1. Windows Registry
All the configuration files of the Linux programs are stored in the /etc/ directory, the installation of the programs and the placement of the files there is controlled by the package manager so that it is always clean and there is nothing extra. Another place to store the settings of the programs is the user’s home folder. This is where some of the environment settings and user programs are stored. Here each program has its own folder and it does not litter the common workspace. So everything works quickly. In addition, if you think that something has gone wrong with the settings in the home folder, you can simply delete them, it will not break anything, just reset the settings to their defaults.
Windows has a special repository that is used to store both system settings and programs. If it’s worthwhile to store system settings or not, because it’s simply convenient and standardized, it’s certainly not worth storing app settings. Over time, third party applications turn the Windows registry into a dumpster, where they store a lot of unnecessary garbage from programs that no longer exist on the system, and the more entries, and the larger the registry, the slower Windows runs. And it’s not so easy to clean the registry, if you start deleting something, you can damage your system settings and your Windows won’t boot anymore.

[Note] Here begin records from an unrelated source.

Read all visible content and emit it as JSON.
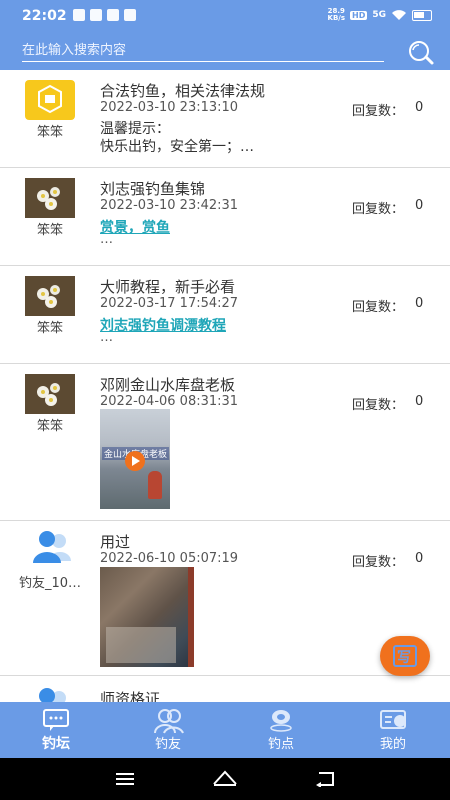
{
  "status_bar": {
    "time": "22:02",
    "net_speed": "28.9\nKB/s",
    "hd": "HD",
    "signal": "5G"
  },
  "search": {
    "placeholder": "在此输入搜索内容"
  },
  "reply_label": "回复数：",
  "posts": [
    {
      "author": "笨笨",
      "title": "合法钓鱼，相关法律法规",
      "date": "2022-03-10 23:13:10",
      "replies": "0",
      "text_line1": "温馨提示：",
      "text_line2": "快乐出钓，安全第一；…"
    },
    {
      "author": "笨笨",
      "title": "刘志强钓鱼集锦",
      "date": "2022-03-10 23:42:31",
      "replies": "0",
      "link": "赏景，赏鱼",
      "ellipsis": "…"
    },
    {
      "author": "笨笨",
      "title": "大师教程，新手必看",
      "date": "2022-03-17 17:54:27",
      "replies": "0",
      "link": "刘志强钓鱼调漂教程",
      "ellipsis": "…"
    },
    {
      "author": "笨笨",
      "title": "邓刚金山水库盘老板",
      "date": "2022-04-06 08:31:31",
      "replies": "0",
      "video_caption": "金山水库盘老板"
    },
    {
      "author": "钓友_10…",
      "title": "用过",
      "date": "2022-06-10 05:07:19",
      "replies": "0"
    },
    {
      "title": "师资格证"
    }
  ],
  "fab": {
    "label": "写"
  },
  "tabs": [
    {
      "label": "钓坛",
      "icon": "chat-icon",
      "active": true
    },
    {
      "label": "钓友",
      "icon": "friends-icon",
      "active": false
    },
    {
      "label": "钓点",
      "icon": "location-icon",
      "active": false
    },
    {
      "label": "我的",
      "icon": "profile-card-icon",
      "active": false
    }
  ],
  "colors": {
    "primary": "#6a9be6",
    "accent": "#f0711d",
    "link": "#1fa6b8"
  }
}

Linux gives the user full control over the operating system. You can choose which disks will be mounted, where and why. You can configure the boot process in detail, disable unnecessary services, and all problems have to be solved manually.
The Windows system tries to do everything for the user. It tries to automatically fix bugs, it decides which partitions to mount, and which services you don’t want to turn off are not so easy. The desire for automation does not add speed, the system does not always solve problems optimally, and this can add seconds to boot or shutdown.

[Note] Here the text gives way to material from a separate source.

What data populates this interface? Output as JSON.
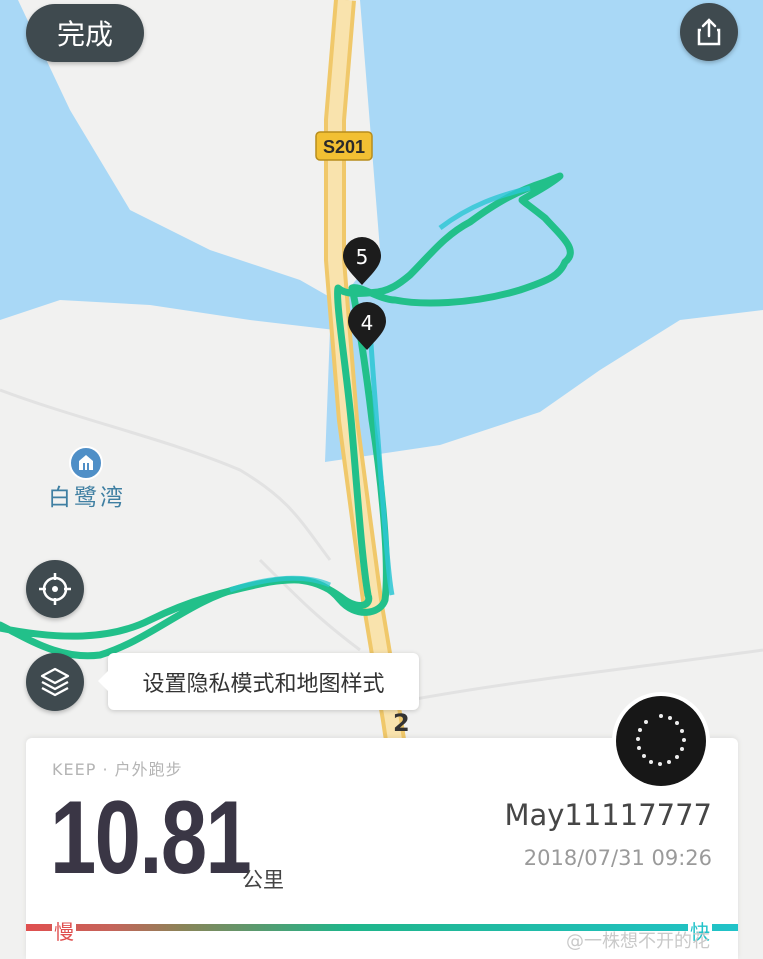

3. Programs and drivers
All Linux drivers are built into the kernel and loaded at system startup with the kernel or connected at boot time as kernel modules. This all works very fast. Drivers are updated with the kernel and the kernel is updated with a distribution update. There is almost no software in the auto-boot environment, it can be a few messengers and it is updated together with the distribution using a package manager. Therefore no time is wasted checking for updates for each program.
In Windows, many programs are in autoload and including drivers. Drivers are installed individually, and in addition to the driver for the system kernel itself there is a utility that allows you to configure the driver settings, it would be a plus, but this utility needs time to boot at system startup, and each utility will check if a new version of the driver on the Internet. This all slows down your system very much, so if you’re already using Windows, it’s best to use the drivers that are installed with your system updates.

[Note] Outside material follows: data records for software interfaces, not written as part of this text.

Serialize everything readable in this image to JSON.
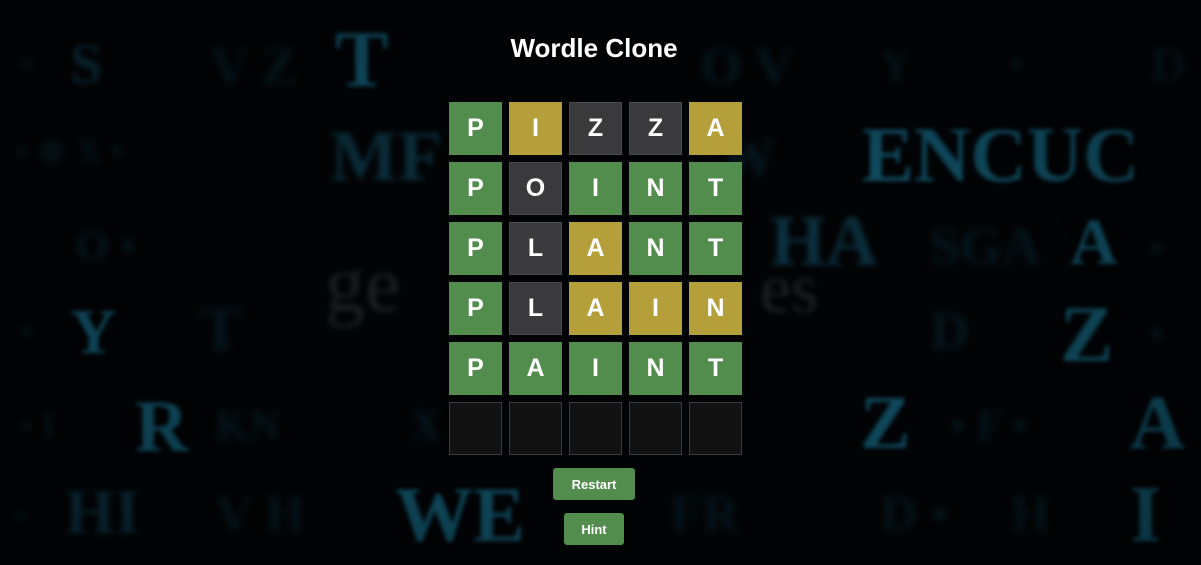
{
  "app": {
    "title": "Wordle Clone"
  },
  "board": {
    "rows": [
      [
        {
          "letter": "P",
          "state": "correct"
        },
        {
          "letter": "I",
          "state": "present"
        },
        {
          "letter": "Z",
          "state": "absent"
        },
        {
          "letter": "Z",
          "state": "absent"
        },
        {
          "letter": "A",
          "state": "present"
        }
      ],
      [
        {
          "letter": "P",
          "state": "correct"
        },
        {
          "letter": "O",
          "state": "absent"
        },
        {
          "letter": "I",
          "state": "correct"
        },
        {
          "letter": "N",
          "state": "correct"
        },
        {
          "letter": "T",
          "state": "correct"
        }
      ],
      [
        {
          "letter": "P",
          "state": "correct"
        },
        {
          "letter": "L",
          "state": "absent"
        },
        {
          "letter": "A",
          "state": "present"
        },
        {
          "letter": "N",
          "state": "correct"
        },
        {
          "letter": "T",
          "state": "correct"
        }
      ],
      [
        {
          "letter": "P",
          "state": "correct"
        },
        {
          "letter": "L",
          "state": "absent"
        },
        {
          "letter": "A",
          "state": "present"
        },
        {
          "letter": "I",
          "state": "present"
        },
        {
          "letter": "N",
          "state": "present"
        }
      ],
      [
        {
          "letter": "P",
          "state": "correct"
        },
        {
          "letter": "A",
          "state": "correct"
        },
        {
          "letter": "I",
          "state": "correct"
        },
        {
          "letter": "N",
          "state": "correct"
        },
        {
          "letter": "T",
          "state": "correct"
        }
      ],
      [
        {
          "letter": "",
          "state": "empty"
        },
        {
          "letter": "",
          "state": "empty"
        },
        {
          "letter": "",
          "state": "empty"
        },
        {
          "letter": "",
          "state": "empty"
        },
        {
          "letter": "",
          "state": "empty"
        }
      ]
    ]
  },
  "buttons": {
    "restart_label": "Restart",
    "hint_label": "Hint"
  },
  "colors": {
    "correct": "#538d4e",
    "present": "#b59f3b",
    "absent": "#3a3a3c",
    "empty": "#121212",
    "background_letters": "#1b6f8f"
  }
}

In most cases Linux distributions are updated manually by users. All you have to do is type the command sudo apt upgrade in Ubuntu to upgrade to the new version. Other distributions use other commands to update, but the principle is the same. The upgrade is done whenever you want.
Windows Operating System is in most cases updated whenever it wants. This also applies to the Automation item, most Windows maintenance processes run automatically when the system wants them, not when the user wants them. Updating in the background puts additional load on the processor and takes a channel to the Internet. Also, all updates are stored in the WinSxS folder and over time this folder starts to take up a lot of memory, which is also not very good.
5. Disk handling
The Linux architecture provides that the operating system runs in more RAM and uses less disk space. This allows the operating system as a whole to work faster. In addition the amount of data written to the disk can be further reduced with some settings.
Windows writes data to disk very often. You can see this by opening the Resource Monitor in Task Manager. Therefore it is especially noticeable that Windows slows down on HDDs, where write speed to disk is low.
As you can see there are several reasons why Windows is worse performing than Linux. Also, Linux has several environments that are specifically designed for weaker computers and Windows doesn’t have a choice of environments at all, you can only use one Explorer.